Congratulations on becoming a Commissioner! Here's what happens next.
What happens when I become a commissioner?
Before being confirmed in your role as commissioner, you should have an induction period (normally six-months) as a commissioner designate. During this time, you will be supported by a mentor who will be experienced in guiding and knowledgeable about your role.
If you're new to the role, our commissioner welcome books are a great place to begin! They provide a good introduction to the role and suggest some initial tasks to help you get started.
- County commissioners will be sent a copy of the resource from Girlguiding HQ when they start in role.
- District and division commissioners can download a copy of their brand new resource here.
Our commissioner handbooks are also available to help you, and cover everything you'll need to know about your responsibilities.

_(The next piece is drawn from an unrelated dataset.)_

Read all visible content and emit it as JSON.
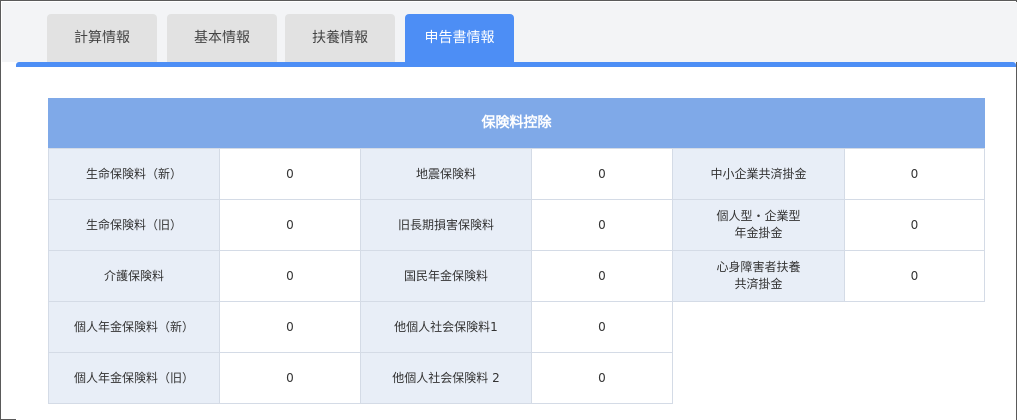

- For county commissioners - our online handbook for county commissioners has a special section on getting started as a commissioner.
- For district and division Commissioners - you can purchase our commissioners' handbook from the online shop, which is an essential how-to guide for those new to the role.
After your designate period
On completion of your designate period, you'll meet with your appointing commissioner to discuss your progress and whether you're both happy for you to continue in your commissioner role. If this is agreed, your GO record will be updated and you'll be presented with a commissioner brooch - silver for district or division Commissioners or gold for county Commissioners.
If you have been a commissioner before, you may not need to be a designate for the full six months. However you should have a discussion with your appointing commissioner or a mentor to ensure you are up to date with any changes that have occurred in Girlguiding since you were last a commissioner.